RECORDS FOR THIS TASK below:
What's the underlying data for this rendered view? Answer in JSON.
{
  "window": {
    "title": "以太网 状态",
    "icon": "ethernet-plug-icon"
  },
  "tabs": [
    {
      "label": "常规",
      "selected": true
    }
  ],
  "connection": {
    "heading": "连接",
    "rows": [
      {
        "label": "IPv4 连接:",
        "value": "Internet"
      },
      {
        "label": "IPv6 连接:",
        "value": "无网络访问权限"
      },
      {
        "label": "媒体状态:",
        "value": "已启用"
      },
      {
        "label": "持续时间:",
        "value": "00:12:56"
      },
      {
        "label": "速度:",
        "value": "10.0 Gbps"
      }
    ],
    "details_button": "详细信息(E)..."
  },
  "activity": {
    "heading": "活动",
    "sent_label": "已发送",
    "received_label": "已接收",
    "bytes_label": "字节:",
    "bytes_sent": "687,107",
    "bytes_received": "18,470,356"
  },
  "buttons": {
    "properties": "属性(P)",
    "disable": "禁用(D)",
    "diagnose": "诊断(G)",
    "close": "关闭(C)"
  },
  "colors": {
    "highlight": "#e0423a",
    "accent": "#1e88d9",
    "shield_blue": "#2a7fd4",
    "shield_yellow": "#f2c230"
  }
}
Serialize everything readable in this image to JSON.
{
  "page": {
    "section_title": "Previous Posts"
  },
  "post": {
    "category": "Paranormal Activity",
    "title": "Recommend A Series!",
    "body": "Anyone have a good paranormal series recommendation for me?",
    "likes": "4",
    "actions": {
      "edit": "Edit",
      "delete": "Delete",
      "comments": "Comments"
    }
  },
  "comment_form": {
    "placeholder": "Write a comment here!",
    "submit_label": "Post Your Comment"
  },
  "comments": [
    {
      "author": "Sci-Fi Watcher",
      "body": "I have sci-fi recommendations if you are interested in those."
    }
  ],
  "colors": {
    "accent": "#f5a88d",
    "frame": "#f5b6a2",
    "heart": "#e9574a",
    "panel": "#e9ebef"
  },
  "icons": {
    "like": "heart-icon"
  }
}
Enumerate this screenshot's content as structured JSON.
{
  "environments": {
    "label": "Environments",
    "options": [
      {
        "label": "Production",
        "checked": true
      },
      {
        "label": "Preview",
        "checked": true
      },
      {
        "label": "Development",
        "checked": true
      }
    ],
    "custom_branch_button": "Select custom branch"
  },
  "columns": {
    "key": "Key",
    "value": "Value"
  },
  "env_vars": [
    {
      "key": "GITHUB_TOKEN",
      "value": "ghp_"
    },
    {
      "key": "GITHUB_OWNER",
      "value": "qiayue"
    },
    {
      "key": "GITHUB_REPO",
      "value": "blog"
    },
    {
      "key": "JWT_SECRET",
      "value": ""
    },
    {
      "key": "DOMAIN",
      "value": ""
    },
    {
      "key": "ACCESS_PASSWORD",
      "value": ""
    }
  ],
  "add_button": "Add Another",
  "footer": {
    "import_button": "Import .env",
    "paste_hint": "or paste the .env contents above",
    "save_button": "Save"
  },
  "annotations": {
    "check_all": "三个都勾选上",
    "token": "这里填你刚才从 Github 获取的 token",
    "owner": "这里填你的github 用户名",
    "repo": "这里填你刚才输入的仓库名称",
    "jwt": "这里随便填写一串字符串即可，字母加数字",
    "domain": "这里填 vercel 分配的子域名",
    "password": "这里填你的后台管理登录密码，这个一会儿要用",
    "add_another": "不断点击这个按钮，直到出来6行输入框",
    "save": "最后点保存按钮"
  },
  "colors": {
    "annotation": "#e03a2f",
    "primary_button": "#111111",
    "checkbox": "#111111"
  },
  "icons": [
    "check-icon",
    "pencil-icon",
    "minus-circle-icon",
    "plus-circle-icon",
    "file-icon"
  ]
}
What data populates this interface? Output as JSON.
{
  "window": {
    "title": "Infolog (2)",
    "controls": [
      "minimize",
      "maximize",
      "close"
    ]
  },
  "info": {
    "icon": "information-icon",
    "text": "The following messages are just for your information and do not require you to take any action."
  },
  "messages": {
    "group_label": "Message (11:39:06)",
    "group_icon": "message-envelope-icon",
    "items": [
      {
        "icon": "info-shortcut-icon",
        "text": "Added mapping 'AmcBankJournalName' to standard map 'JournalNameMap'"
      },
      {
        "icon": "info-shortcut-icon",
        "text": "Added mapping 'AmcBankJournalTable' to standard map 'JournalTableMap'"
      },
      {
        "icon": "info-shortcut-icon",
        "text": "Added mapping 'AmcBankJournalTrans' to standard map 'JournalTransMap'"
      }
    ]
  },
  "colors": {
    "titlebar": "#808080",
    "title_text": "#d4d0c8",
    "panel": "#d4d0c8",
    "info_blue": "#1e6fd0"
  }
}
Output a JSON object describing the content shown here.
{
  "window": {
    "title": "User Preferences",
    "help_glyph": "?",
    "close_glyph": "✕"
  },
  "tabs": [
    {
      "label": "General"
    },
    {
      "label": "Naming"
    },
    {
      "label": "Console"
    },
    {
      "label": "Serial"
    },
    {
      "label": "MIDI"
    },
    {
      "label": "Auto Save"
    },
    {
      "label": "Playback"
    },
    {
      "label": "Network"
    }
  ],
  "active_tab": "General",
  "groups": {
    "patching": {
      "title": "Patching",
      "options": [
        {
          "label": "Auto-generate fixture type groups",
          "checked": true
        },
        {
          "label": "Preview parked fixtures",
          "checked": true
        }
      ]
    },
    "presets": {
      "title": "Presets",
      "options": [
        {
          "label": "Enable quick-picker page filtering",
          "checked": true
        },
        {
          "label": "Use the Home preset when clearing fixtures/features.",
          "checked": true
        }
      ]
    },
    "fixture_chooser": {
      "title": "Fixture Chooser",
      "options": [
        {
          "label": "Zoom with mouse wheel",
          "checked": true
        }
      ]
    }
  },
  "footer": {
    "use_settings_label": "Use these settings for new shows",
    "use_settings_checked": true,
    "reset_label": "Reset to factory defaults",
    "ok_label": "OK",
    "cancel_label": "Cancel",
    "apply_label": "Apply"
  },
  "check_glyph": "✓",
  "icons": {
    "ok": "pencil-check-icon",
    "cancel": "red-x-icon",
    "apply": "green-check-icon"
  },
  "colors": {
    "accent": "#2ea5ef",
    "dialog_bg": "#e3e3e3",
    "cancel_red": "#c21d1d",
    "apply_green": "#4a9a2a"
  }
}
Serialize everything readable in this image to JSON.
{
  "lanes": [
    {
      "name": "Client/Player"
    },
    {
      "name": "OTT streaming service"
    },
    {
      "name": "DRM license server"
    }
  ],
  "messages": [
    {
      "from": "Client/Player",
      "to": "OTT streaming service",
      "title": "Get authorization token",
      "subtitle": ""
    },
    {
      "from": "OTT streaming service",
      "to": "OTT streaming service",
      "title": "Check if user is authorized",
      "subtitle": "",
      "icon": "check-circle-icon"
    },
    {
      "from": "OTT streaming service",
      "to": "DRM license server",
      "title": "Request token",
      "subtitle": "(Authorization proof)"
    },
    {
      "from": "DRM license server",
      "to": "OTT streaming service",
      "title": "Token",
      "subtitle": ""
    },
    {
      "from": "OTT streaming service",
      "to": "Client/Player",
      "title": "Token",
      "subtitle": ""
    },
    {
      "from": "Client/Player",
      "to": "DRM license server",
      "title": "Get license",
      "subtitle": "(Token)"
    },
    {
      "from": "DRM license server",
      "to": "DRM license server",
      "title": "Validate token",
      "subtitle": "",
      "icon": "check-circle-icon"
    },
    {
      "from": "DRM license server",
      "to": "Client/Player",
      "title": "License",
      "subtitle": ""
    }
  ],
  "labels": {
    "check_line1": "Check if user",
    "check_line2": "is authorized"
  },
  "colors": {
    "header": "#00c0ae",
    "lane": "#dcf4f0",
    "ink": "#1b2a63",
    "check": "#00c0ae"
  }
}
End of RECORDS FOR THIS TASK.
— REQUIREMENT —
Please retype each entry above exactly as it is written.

— EXERCISE ANSWER —
What's the underlying data for this rendered view? Answer in JSON.
{
  "window": {
    "title": "以太网 状态",
    "icon": "ethernet-plug-icon"
  },
  "tabs": [
    {
      "label": "常规",
      "selected": true
    }
  ],
  "connection": {
    "heading": "连接",
    "rows": [
      {
        "label": "IPv4 连接:",
        "value": "Internet"
      },
      {
        "label": "IPv6 连接:",
        "value": "无网络访问权限"
      },
      {
        "label": "媒体状态:",
        "value": "已启用"
      },
      {
        "label": "持续时间:",
        "value": "00:12:56"
      },
      {
        "label": "速度:",
        "value": "10.0 Gbps"
      }
    ],
    "details_button": "详细信息(E)..."
  },
  "activity": {
    "heading": "活动",
    "sent_label": "已发送",
    "received_label": "已接收",
    "bytes_label": "字节:",
    "bytes_sent": "687,107",
    "bytes_received": "18,470,356"
  },
  "buttons": {
    "properties": "属性(P)",
    "disable": "禁用(D)",
    "diagnose": "诊断(G)",
    "close": "关闭(C)"
  },
  "colors": {
    "highlight": "#e0423a",
    "accent": "#1e88d9",
    "shield_blue": "#2a7fd4",
    "shield_yellow": "#f2c230"
  }
}
Serialize everything readable in this image to JSON.
{
  "page": {
    "section_title": "Previous Posts"
  },
  "post": {
    "category": "Paranormal Activity",
    "title": "Recommend A Series!",
    "body": "Anyone have a good paranormal series recommendation for me?",
    "likes": "4",
    "actions": {
      "edit": "Edit",
      "delete": "Delete",
      "comments": "Comments"
    }
  },
  "comment_form": {
    "placeholder": "Write a comment here!",
    "submit_label": "Post Your Comment"
  },
  "comments": [
    {
      "author": "Sci-Fi Watcher",
      "body": "I have sci-fi recommendations if you are interested in those."
    }
  ],
  "colors": {
    "accent": "#f5a88d",
    "frame": "#f5b6a2",
    "heart": "#e9574a",
    "panel": "#e9ebef"
  },
  "icons": {
    "like": "heart-icon"
  }
}
Enumerate this screenshot's content as structured JSON.
{
  "environments": {
    "label": "Environments",
    "options": [
      {
        "label": "Production",
        "checked": true
      },
      {
        "label": "Preview",
        "checked": true
      },
      {
        "label": "Development",
        "checked": true
      }
    ],
    "custom_branch_button": "Select custom branch"
  },
  "columns": {
    "key": "Key",
    "value": "Value"
  },
  "env_vars": [
    {
      "key": "GITHUB_TOKEN",
      "value": "ghp_"
    },
    {
      "key": "GITHUB_OWNER",
      "value": "qiayue"
    },
    {
      "key": "GITHUB_REPO",
      "value": "blog"
    },
    {
      "key": "JWT_SECRET",
      "value": ""
    },
    {
      "key": "DOMAIN",
      "value": ""
    },
    {
      "key": "ACCESS_PASSWORD",
      "value": ""
    }
  ],
  "add_button": "Add Another",
  "footer": {
    "import_button": "Import .env",
    "paste_hint": "or paste the .env contents above",
    "save_button": "Save"
  },
  "annotations": {
    "check_all": "三个都勾选上",
    "token": "这里填你刚才从 Github 获取的 token",
    "owner": "这里填你的github 用户名",
    "repo": "这里填你刚才输入的仓库名称",
    "jwt": "这里随便填写一串字符串即可，字母加数字",
    "domain": "这里填 vercel 分配的子域名",
    "password": "这里填你的后台管理登录密码，这个一会儿要用",
    "add_another": "不断点击这个按钮，直到出来6行输入框",
    "save": "最后点保存按钮"
  },
  "colors": {
    "annotation": "#e03a2f",
    "primary_button": "#111111",
    "checkbox": "#111111"
  },
  "icons": [
    "check-icon",
    "pencil-icon",
    "minus-circle-icon",
    "plus-circle-icon",
    "file-icon"
  ]
}
What data populates this interface? Output as JSON.
{
  "window": {
    "title": "Infolog (2)",
    "controls": [
      "minimize",
      "maximize",
      "close"
    ]
  },
  "info": {
    "icon": "information-icon",
    "text": "The following messages are just for your information and do not require you to take any action."
  },
  "messages": {
    "group_label": "Message (11:39:06)",
    "group_icon": "message-envelope-icon",
    "items": [
      {
        "icon": "info-shortcut-icon",
        "text": "Added mapping 'AmcBankJournalName' to standard map 'JournalNameMap'"
      },
      {
        "icon": "info-shortcut-icon",
        "text": "Added mapping 'AmcBankJournalTable' to standard map 'JournalTableMap'"
      },
      {
        "icon": "info-shortcut-icon",
        "text": "Added mapping 'AmcBankJournalTrans' to standard map 'JournalTransMap'"
      }
    ]
  },
  "colors": {
    "titlebar": "#808080",
    "title_text": "#d4d0c8",
    "panel": "#d4d0c8",
    "info_blue": "#1e6fd0"
  }
}
Output a JSON object describing the content shown here.
{
  "window": {
    "title": "User Preferences",
    "help_glyph": "?",
    "close_glyph": "✕"
  },
  "tabs": [
    {
      "label": "General"
    },
    {
      "label": "Naming"
    },
    {
      "label": "Console"
    },
    {
      "label": "Serial"
    },
    {
      "label": "MIDI"
    },
    {
      "label": "Auto Save"
    },
    {
      "label": "Playback"
    },
    {
      "label": "Network"
    }
  ],
  "active_tab": "General",
  "groups": {
    "patching": {
      "title": "Patching",
      "options": [
        {
          "label": "Auto-generate fixture type groups",
          "checked": true
        },
        {
          "label": "Preview parked fixtures",
          "checked": true
        }
      ]
    },
    "presets": {
      "title": "Presets",
      "options": [
        {
          "label": "Enable quick-picker page filtering",
          "checked": true
        },
        {
          "label": "Use the Home preset when clearing fixtures/features.",
          "checked": true
        }
      ]
    },
    "fixture_chooser": {
      "title": "Fixture Chooser",
      "options": [
        {
          "label": "Zoom with mouse wheel",
          "checked": true
        }
      ]
    }
  },
  "footer": {
    "use_settings_label": "Use these settings for new shows",
    "use_settings_checked": true,
    "reset_label": "Reset to factory defaults",
    "ok_label": "OK",
    "cancel_label": "Cancel",
    "apply_label": "Apply"
  },
  "check_glyph": "✓",
  "icons": {
    "ok": "pencil-check-icon",
    "cancel": "red-x-icon",
    "apply": "green-check-icon"
  },
  "colors": {
    "accent": "#2ea5ef",
    "dialog_bg": "#e3e3e3",
    "cancel_red": "#c21d1d",
    "apply_green": "#4a9a2a"
  }
}
Serialize everything readable in this image to JSON.
{
  "lanes": [
    {
      "name": "Client/Player"
    },
    {
      "name": "OTT streaming service"
    },
    {
      "name": "DRM license server"
    }
  ],
  "messages": [
    {
      "from": "Client/Player",
      "to": "OTT streaming service",
      "title": "Get authorization token",
      "subtitle": ""
    },
    {
      "from": "OTT streaming service",
      "to": "OTT streaming service",
      "title": "Check if user is authorized",
      "subtitle": "",
      "icon": "check-circle-icon"
    },
    {
      "from": "OTT streaming service",
      "to": "DRM license server",
      "title": "Request token",
      "subtitle": "(Authorization proof)"
    },
    {
      "from": "DRM license server",
      "to": "OTT streaming service",
      "title": "Token",
      "subtitle": ""
    },
    {
      "from": "OTT streaming service",
      "to": "Client/Player",
      "title": "Token",
      "subtitle": ""
    },
    {
      "from": "Client/Player",
      "to": "DRM license server",
      "title": "Get license",
      "subtitle": "(Token)"
    },
    {
      "from": "DRM license server",
      "to": "DRM license server",
      "title": "Validate token",
      "subtitle": "",
      "icon": "check-circle-icon"
    },
    {
      "from": "DRM license server",
      "to": "Client/Player",
      "title": "License",
      "subtitle": ""
    }
  ],
  "labels": {
    "check_line1": "Check if user",
    "check_line2": "is authorized"
  },
  "colors": {
    "header": "#00c0ae",
    "lane": "#dcf4f0",
    "ink": "#1b2a63",
    "check": "#00c0ae"
  }
}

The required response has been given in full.